• **GIVEN ENTRIES**
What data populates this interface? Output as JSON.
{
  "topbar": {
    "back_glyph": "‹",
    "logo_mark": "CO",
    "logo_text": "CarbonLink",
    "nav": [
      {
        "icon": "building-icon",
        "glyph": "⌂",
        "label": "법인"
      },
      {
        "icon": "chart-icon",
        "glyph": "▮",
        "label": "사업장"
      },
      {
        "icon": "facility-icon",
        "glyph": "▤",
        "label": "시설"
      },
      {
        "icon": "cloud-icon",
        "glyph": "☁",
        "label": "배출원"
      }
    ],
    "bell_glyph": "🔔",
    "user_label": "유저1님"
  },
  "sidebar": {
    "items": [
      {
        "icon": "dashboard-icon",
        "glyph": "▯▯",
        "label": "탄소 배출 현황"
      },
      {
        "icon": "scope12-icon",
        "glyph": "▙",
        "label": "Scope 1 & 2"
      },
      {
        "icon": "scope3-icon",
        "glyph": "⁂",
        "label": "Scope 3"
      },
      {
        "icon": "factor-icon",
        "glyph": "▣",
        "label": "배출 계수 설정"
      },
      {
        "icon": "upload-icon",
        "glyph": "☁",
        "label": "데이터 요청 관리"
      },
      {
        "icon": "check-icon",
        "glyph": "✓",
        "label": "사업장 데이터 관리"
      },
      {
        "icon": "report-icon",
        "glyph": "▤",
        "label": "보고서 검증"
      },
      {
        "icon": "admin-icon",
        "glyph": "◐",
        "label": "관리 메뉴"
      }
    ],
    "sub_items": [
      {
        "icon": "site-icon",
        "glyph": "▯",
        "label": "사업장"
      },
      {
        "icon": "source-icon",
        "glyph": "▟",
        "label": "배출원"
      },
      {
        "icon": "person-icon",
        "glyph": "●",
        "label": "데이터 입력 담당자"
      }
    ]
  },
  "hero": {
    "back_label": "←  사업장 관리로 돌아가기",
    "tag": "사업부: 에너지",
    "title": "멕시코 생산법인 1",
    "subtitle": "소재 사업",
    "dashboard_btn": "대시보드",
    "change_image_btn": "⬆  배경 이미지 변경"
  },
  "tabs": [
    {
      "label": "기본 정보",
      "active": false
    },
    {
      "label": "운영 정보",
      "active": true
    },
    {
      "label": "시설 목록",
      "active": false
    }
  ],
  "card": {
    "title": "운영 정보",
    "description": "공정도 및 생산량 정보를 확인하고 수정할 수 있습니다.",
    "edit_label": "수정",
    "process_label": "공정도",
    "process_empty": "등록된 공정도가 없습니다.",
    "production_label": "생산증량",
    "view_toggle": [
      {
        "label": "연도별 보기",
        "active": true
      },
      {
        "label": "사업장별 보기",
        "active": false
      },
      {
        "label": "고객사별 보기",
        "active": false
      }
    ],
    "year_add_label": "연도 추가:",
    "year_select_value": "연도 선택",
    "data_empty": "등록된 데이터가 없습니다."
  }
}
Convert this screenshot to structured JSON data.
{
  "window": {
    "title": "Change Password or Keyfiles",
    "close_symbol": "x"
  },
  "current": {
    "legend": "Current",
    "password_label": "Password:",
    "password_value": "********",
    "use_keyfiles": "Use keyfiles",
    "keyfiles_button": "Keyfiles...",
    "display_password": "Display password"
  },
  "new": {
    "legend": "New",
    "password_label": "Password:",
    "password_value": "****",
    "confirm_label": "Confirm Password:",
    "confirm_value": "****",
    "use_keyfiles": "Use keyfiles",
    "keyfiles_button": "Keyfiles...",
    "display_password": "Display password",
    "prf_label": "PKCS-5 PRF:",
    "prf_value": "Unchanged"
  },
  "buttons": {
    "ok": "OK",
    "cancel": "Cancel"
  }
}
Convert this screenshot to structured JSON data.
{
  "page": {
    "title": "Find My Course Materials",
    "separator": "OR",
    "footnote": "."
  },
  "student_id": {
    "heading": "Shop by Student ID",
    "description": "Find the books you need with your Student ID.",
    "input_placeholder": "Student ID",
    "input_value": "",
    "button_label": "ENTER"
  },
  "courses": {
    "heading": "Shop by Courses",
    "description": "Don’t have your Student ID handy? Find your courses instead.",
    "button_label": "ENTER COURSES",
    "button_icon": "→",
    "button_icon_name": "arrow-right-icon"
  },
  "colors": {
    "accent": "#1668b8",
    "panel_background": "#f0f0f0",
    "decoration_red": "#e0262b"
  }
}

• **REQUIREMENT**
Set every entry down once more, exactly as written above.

• **REPLY**
What data populates this interface? Output as JSON.
{
  "topbar": {
    "back_glyph": "‹",
    "logo_mark": "CO",
    "logo_text": "CarbonLink",
    "nav": [
      {
        "icon": "building-icon",
        "glyph": "⌂",
        "label": "법인"
      },
      {
        "icon": "chart-icon",
        "glyph": "▮",
        "label": "사업장"
      },
      {
        "icon": "facility-icon",
        "glyph": "▤",
        "label": "시설"
      },
      {
        "icon": "cloud-icon",
        "glyph": "☁",
        "label": "배출원"
      }
    ],
    "bell_glyph": "🔔",
    "user_label": "유저1님"
  },
  "sidebar": {
    "items": [
      {
        "icon": "dashboard-icon",
        "glyph": "▯▯",
        "label": "탄소 배출 현황"
      },
      {
        "icon": "scope12-icon",
        "glyph": "▙",
        "label": "Scope 1 & 2"
      },
      {
        "icon": "scope3-icon",
        "glyph": "⁂",
        "label": "Scope 3"
      },
      {
        "icon": "factor-icon",
        "glyph": "▣",
        "label": "배출 계수 설정"
      },
      {
        "icon": "upload-icon",
        "glyph": "☁",
        "label": "데이터 요청 관리"
      },
      {
        "icon": "check-icon",
        "glyph": "✓",
        "label": "사업장 데이터 관리"
      },
      {
        "icon": "report-icon",
        "glyph": "▤",
        "label": "보고서 검증"
      },
      {
        "icon": "admin-icon",
        "glyph": "◐",
        "label": "관리 메뉴"
      }
    ],
    "sub_items": [
      {
        "icon": "site-icon",
        "glyph": "▯",
        "label": "사업장"
      },
      {
        "icon": "source-icon",
        "glyph": "▟",
        "label": "배출원"
      },
      {
        "icon": "person-icon",
        "glyph": "●",
        "label": "데이터 입력 담당자"
      }
    ]
  },
  "hero": {
    "back_label": "←  사업장 관리로 돌아가기",
    "tag": "사업부: 에너지",
    "title": "멕시코 생산법인 1",
    "subtitle": "소재 사업",
    "dashboard_btn": "대시보드",
    "change_image_btn": "⬆  배경 이미지 변경"
  },
  "tabs": [
    {
      "label": "기본 정보",
      "active": false
    },
    {
      "label": "운영 정보",
      "active": true
    },
    {
      "label": "시설 목록",
      "active": false
    }
  ],
  "card": {
    "title": "운영 정보",
    "description": "공정도 및 생산량 정보를 확인하고 수정할 수 있습니다.",
    "edit_label": "수정",
    "process_label": "공정도",
    "process_empty": "등록된 공정도가 없습니다.",
    "production_label": "생산증량",
    "view_toggle": [
      {
        "label": "연도별 보기",
        "active": true
      },
      {
        "label": "사업장별 보기",
        "active": false
      },
      {
        "label": "고객사별 보기",
        "active": false
      }
    ],
    "year_add_label": "연도 추가:",
    "year_select_value": "연도 선택",
    "data_empty": "등록된 데이터가 없습니다."
  }
}
Convert this screenshot to structured JSON data.
{
  "window": {
    "title": "Change Password or Keyfiles",
    "close_symbol": "x"
  },
  "current": {
    "legend": "Current",
    "password_label": "Password:",
    "password_value": "********",
    "use_keyfiles": "Use keyfiles",
    "keyfiles_button": "Keyfiles...",
    "display_password": "Display password"
  },
  "new": {
    "legend": "New",
    "password_label": "Password:",
    "password_value": "****",
    "confirm_label": "Confirm Password:",
    "confirm_value": "****",
    "use_keyfiles": "Use keyfiles",
    "keyfiles_button": "Keyfiles...",
    "display_password": "Display password",
    "prf_label": "PKCS-5 PRF:",
    "prf_value": "Unchanged"
  },
  "buttons": {
    "ok": "OK",
    "cancel": "Cancel"
  }
}
Convert this screenshot to structured JSON data.
{
  "page": {
    "title": "Find My Course Materials",
    "separator": "OR",
    "footnote": "."
  },
  "student_id": {
    "heading": "Shop by Student ID",
    "description": "Find the books you need with your Student ID.",
    "input_placeholder": "Student ID",
    "input_value": "",
    "button_label": "ENTER"
  },
  "courses": {
    "heading": "Shop by Courses",
    "description": "Don’t have your Student ID handy? Find your courses instead.",
    "button_label": "ENTER COURSES",
    "button_icon": "→",
    "button_icon_name": "arrow-right-icon"
  },
  "colors": {
    "accent": "#1668b8",
    "panel_background": "#f0f0f0",
    "decoration_red": "#e0262b"
  }
}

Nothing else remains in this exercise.